On Halloween this year, a friend sent me a link to a sermon and asked my opinion. My first response, was, literally, "This is a REALLY LONG SERMON!" I don't know what would happen to me if I ever preached an hour long sermon, and I am in no hurry to find out.
So, John Lindell is my neighbor, my colleague, and my brother in Christ. I have never met him, but have heard a whole lot about him, and listened to several of his sermons before. I would encourage you to view his entire sermon yourself, as I have.

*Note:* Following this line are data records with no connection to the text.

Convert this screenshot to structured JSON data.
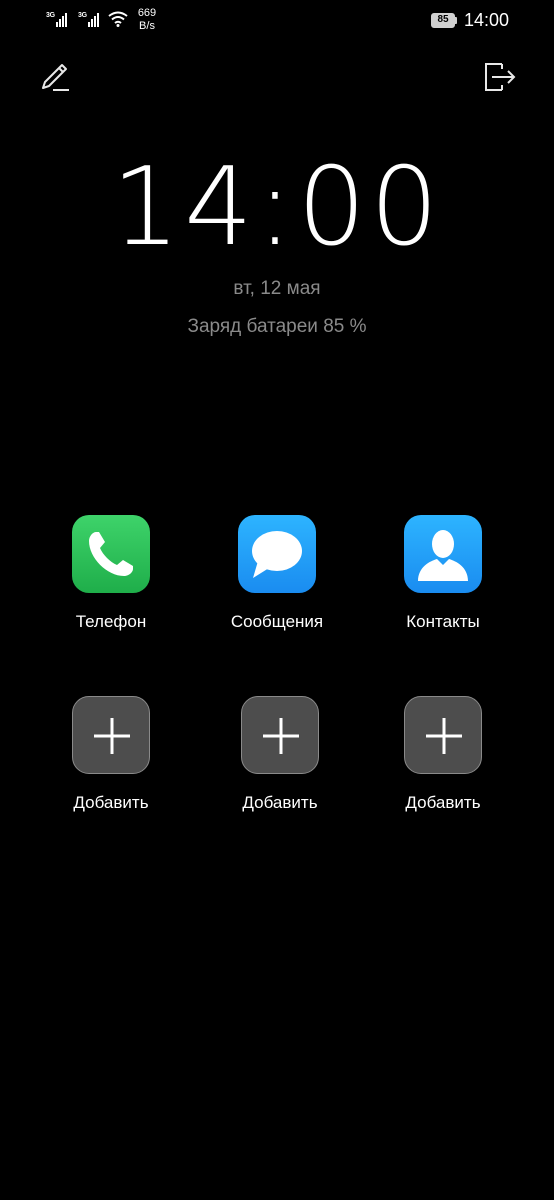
{
  "status_bar": {
    "signal1_label": "3G",
    "signal2_label": "3G",
    "net_speed_value": "669",
    "net_speed_unit": "B/s",
    "battery_level": "85",
    "time": "14:00"
  },
  "lockscreen": {
    "clock": "14:00",
    "date": "вт, 12 мая",
    "battery_status": "Заряд батареи 85 %"
  },
  "apps": [
    {
      "label": "Телефон",
      "icon": "phone-icon",
      "color": "#2bc45a"
    },
    {
      "label": "Сообщения",
      "icon": "message-bubble-icon",
      "color": "#21a0f8"
    },
    {
      "label": "Контакты",
      "icon": "contact-person-icon",
      "color": "#21a0f8"
    }
  ],
  "add_slots": [
    {
      "label": "Добавить",
      "icon": "plus-icon"
    },
    {
      "label": "Добавить",
      "icon": "plus-icon"
    },
    {
      "label": "Добавить",
      "icon": "plus-icon"
    }
  ],
  "toolbar": {
    "edit_icon": "pencil-icon",
    "exit_icon": "exit-icon"
  }
}
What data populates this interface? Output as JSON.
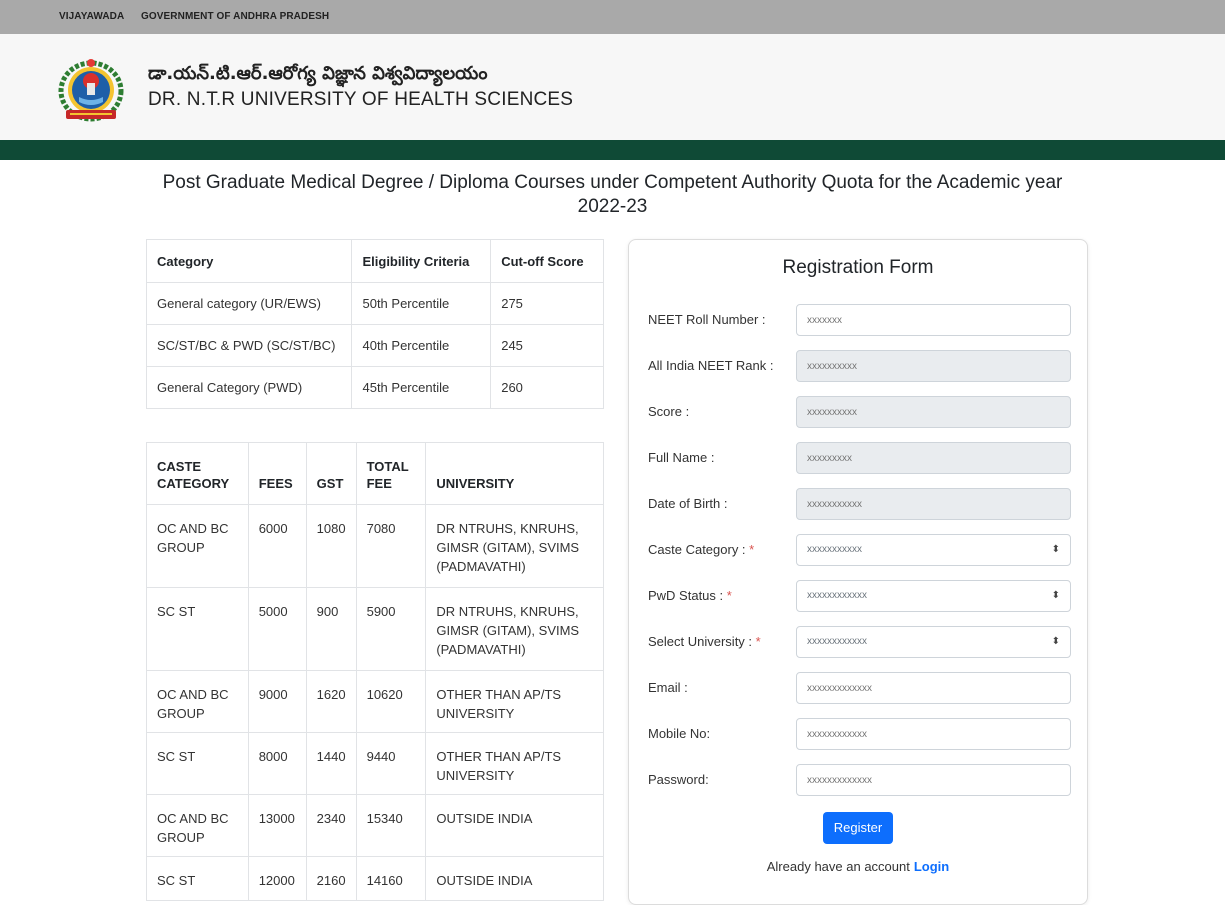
{
  "topbar": {
    "city": "VIJAYAWADA",
    "government": "GOVERNMENT OF ANDHRA PRADESH"
  },
  "header": {
    "title_telugu": "డా.యన్.టి.ఆర్.ఆరోగ్య విజ్ఞాన విశ్వవిద్యాలయం",
    "title_english": "DR. N.T.R UNIVERSITY OF HEALTH SCIENCES",
    "logo_icon": "university-seal-icon"
  },
  "colors": {
    "topbar": "#a9a9a9",
    "green_band": "#0f4a36",
    "primary": "#0d6efd",
    "required": "#d9534f"
  },
  "page_heading": "Post Graduate Medical Degree / Diploma Courses under Competent Authority Quota for the Academic year 2022-23",
  "eligibility_table": {
    "headers": [
      "Category",
      "Eligibility Criteria",
      "Cut-off Score"
    ],
    "rows": [
      [
        "General category (UR/EWS)",
        "50th Percentile",
        "275"
      ],
      [
        "SC/ST/BC & PWD (SC/ST/BC)",
        "40th Percentile",
        "245"
      ],
      [
        "General Category (PWD)",
        "45th Percentile",
        "260"
      ]
    ]
  },
  "fee_table": {
    "headers": [
      "CASTE CATEGORY",
      "FEES",
      "GST",
      "TOTAL FEE",
      "UNIVERSITY"
    ],
    "rows": [
      [
        "OC AND BC GROUP",
        "6000",
        "1080",
        "7080",
        "DR NTRUHS, KNRUHS, GIMSR (GITAM), SVIMS (PADMAVATHI)"
      ],
      [
        "SC ST",
        "5000",
        "900",
        "5900",
        "DR NTRUHS, KNRUHS, GIMSR (GITAM), SVIMS (PADMAVATHI)"
      ],
      [
        "OC AND BC GROUP",
        "9000",
        "1620",
        "10620",
        "OTHER THAN AP/TS UNIVERSITY"
      ],
      [
        "SC ST",
        "8000",
        "1440",
        "9440",
        "OTHER THAN AP/TS UNIVERSITY"
      ],
      [
        "OC AND BC GROUP",
        "13000",
        "2340",
        "15340",
        "OUTSIDE INDIA"
      ],
      [
        "SC ST",
        "12000",
        "2160",
        "14160",
        "OUTSIDE INDIA"
      ]
    ]
  },
  "form": {
    "title": "Registration Form",
    "fields": [
      {
        "label": "NEET Roll Number :",
        "placeholder": "xxxxxxx"
      },
      {
        "label": "All India NEET Rank :",
        "placeholder": "xxxxxxxxxx"
      },
      {
        "label": "Score :",
        "placeholder": "xxxxxxxxxx"
      },
      {
        "label": "Full Name :",
        "placeholder": "xxxxxxxxx"
      },
      {
        "label": "Date of Birth :",
        "placeholder": "xxxxxxxxxxx"
      },
      {
        "label": "Caste Category :",
        "required_mark": "*",
        "value": "xxxxxxxxxxx"
      },
      {
        "label": "PwD Status :",
        "required_mark": "*",
        "value": "xxxxxxxxxxxx"
      },
      {
        "label": "Select University :",
        "required_mark": "*",
        "value": "xxxxxxxxxxxx"
      },
      {
        "label": "Email :",
        "placeholder": "xxxxxxxxxxxxx"
      },
      {
        "label": "Mobile No:",
        "placeholder": "xxxxxxxxxxxx"
      },
      {
        "label": "Password:",
        "placeholder": "xxxxxxxxxxxxx"
      }
    ],
    "register_label": "Register",
    "login_prompt": "Already have an account",
    "login_label": "Login"
  }
}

At first, I responded to my friend directly, offering my opinion in a private message, and was going to leave it there. But this week the sermon went public, especially the section in which he says "yoga is diametrically opposed to Christianity" and "idol worship," which is very clear and very hard to interpret in any other than a condemning light. Several of my friends are talking about it on social media and in a few individual conversations with me, wondering what I think.
So, here's what I think.
Now there are a lot of specific things in the sermon that I could address, but let me just say this...
The version of Christianity represented in the sermon does not work for me. This theology is very particular and rigidly defined, very certain. For example, the preacher here is very clear about thinking open-mindedness is bad, and instead we should guard our minds with some kind of "mind gate" that God has provided us (though I did not find reference to such in the Bible).
Now, I understand how well this rigid version of Christianity works for many people. Right and wrong are very clearly delineated; there are no questions, no doubts. And there is a kind of comfort there, knowing what the precise rules are and knowing what will happen if you don't follow them. And of course, this theology of certainty works for many, many people; for evidence, all you have to do is count worship attendance numbers.
But it doesn't work for me.
And the reason it doesn't work for me is that my relationship with God is by faith, not certainty. I believe that it is by grace that we are saved through faith, not because we are clear about "right" and "wrong" and always follow the rules. My faith in God is hope for things unseen. It is the not knowing for sure but doing it anyway. I simply cannot relate to God with such certainty, fitting neatly into clearly defined, unyielding theological boundaries.
And here's my biggest lament in all of this. When this version of Christianity is presented as "the only way," and people reject it because it doesn't work for them, they end up rejecting Christ altogether. And that breaks my heart.
I cannot tell you how many people I've spoken with who have described the church they rejected, and who have heard me reply by saying, "Well, actually I reject that version of the church as well. It doesn't work for me, either!" But having never been told there are other ways to do it, or rather having been told that all the other ways to do it are wrong or heretical or demonic, they just walk away altogether.
So although I could very well address this sermon's indiscriminate proof-texting, the switching translations of the Bible from one quotation to the next without mentioning it in order to make his point, the playing on people's fears, the lumping of respected world religions into the same category as ouija boards, the complete omission of all the stuff Christianity has actually stolen from other religions over time, the disconnect between his in-depth knowledge of the topic and his admonition to avoid it, and more, I will not.
Instead I will just say, this version of Christianity is not for me. And if it's not for you, either, then come on over to Campbell UMC and experience an alternative. And if Campbell doesn't work for you, then by all means let me know that so we can sit down and talk about what exactly you are lookng for, so that I can help you find it.
Personally, I am much more upset about Rev. Lindell's remarks about scary movies and TV shows than I am about yoga! I sure hope none of his congregation enjoy "The Haunting of Hill House" as much as I do. That is some good television; I highly recommend it!
Quo Vadis, Domine?
3 weeks ago